How does different machines (ie house blow dryer vs oven) use different voltages?


I understand voltage is pressure and amps is current but how does different voltage work or more efficient for some items?

In: 2

It all depends on the power output needed by the appliance.

Power, usually referred to in the unit Watts for electricity, Watts = Volts * Amps.

By transmitting the electricity at a higher voltage you don’t need as many amps to deliver the same wattage. This can be more efficient because with higher amps you can lose more energy to heat in the wires, as the higher the current the more resistance it will experience from the conductors which will turn into heat, and you need thicker wires to carry more current.

If it plugs into your outlet, it uses the same voltage. That being said, some devices require a specialty outlet, although that’s typically for extra current, not voltage. Many devices will change (transform/convert/rectify) the voltage they receive to work with the internal circuits. This is what happens inside all those wall warts.

Now the question: why does a device work with different voltages?

Many electronic computational devices only use DC power, so you need to convert the AC from the wall into DC.

Within a device, certain components work at different voltages. A battery usually has a specific voltage that is set by chemistry. A CPU is designed to work at a lower voltage so that less heat is created from moving electrons around. Also, transistors are all rated for some maximum voltage before they burn out. The LEDs in a display are also optimized for a specific voltage. A lot of this is determined by material/physical constraints.

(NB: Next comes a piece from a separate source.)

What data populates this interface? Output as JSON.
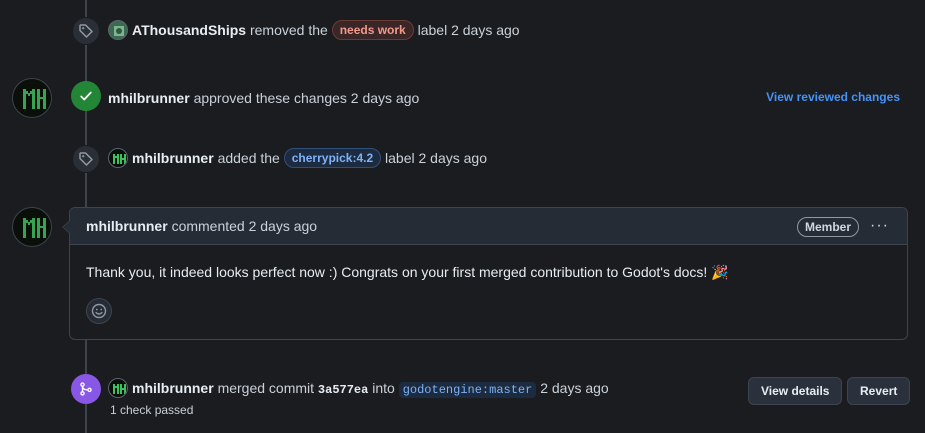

Other devices, like audio amplifiers require large voltage rails to support the large voltage swings required to power a loudspeaker at an appropriate volume, (typically around +/-50V). A tube amplifier will need to create even higher voltages (>100V) in order to correctly bias the tubes, otherwise they don’t work correctly.

An LED lightbulb is highly efficient and doesn’t require much energy. An incandescent bulb creates light from the resistive heat loss in the filament, so you need a high voltage to get enough light. A CRT television requires huge voltages to create the magnetic fields to aim the electrons shooting at the screen.

Motors, like in a hair dryer, or a washing machine, or a CD tray, come in many different shapes and sizes. There are AC motors, and DC motors, which have different properties and react differently to applied current. Choosing the right motor depends on required torque, speed, size, power consumption, etc etc. Again, different size motors are optimized for different voltages depending on where they will be used.

In all of these devices there are transformers that take the wall voltage and convert them to whatever the designers decided would work best. Some parts require high voltage/power to work correctly, other parts are very small and fragile, and would break if subjected to high voltages.

As a side note, In an ELI5 sense, yes, voltage is analogous to pressure, but they’re different. The units of voltage are actually joules/coulomb. Meaning, voltage measures the amount of energy gained or lost moving a coulomb of charge across said voltage change. To bring back to pressure, voltage measures the tendency for electrons to want to move to a higher voltage (because electrons are negatively charged), similar to how a rock will want to move downward towards the earth.

Electrical devices consume power measured in watts. Watts can be simplified as volts times amps. Wire has a voltage rating based on the insulation and an amperage rating based mostly on its diameter. I have a wall oven rated at 3100 watts. At 120 volts the oven draws 25.8 amps; at 240 volts it draw 12.9 amps and consequently can be wired safely with a smaller diameter wire which is cheaper to buy and easier to install.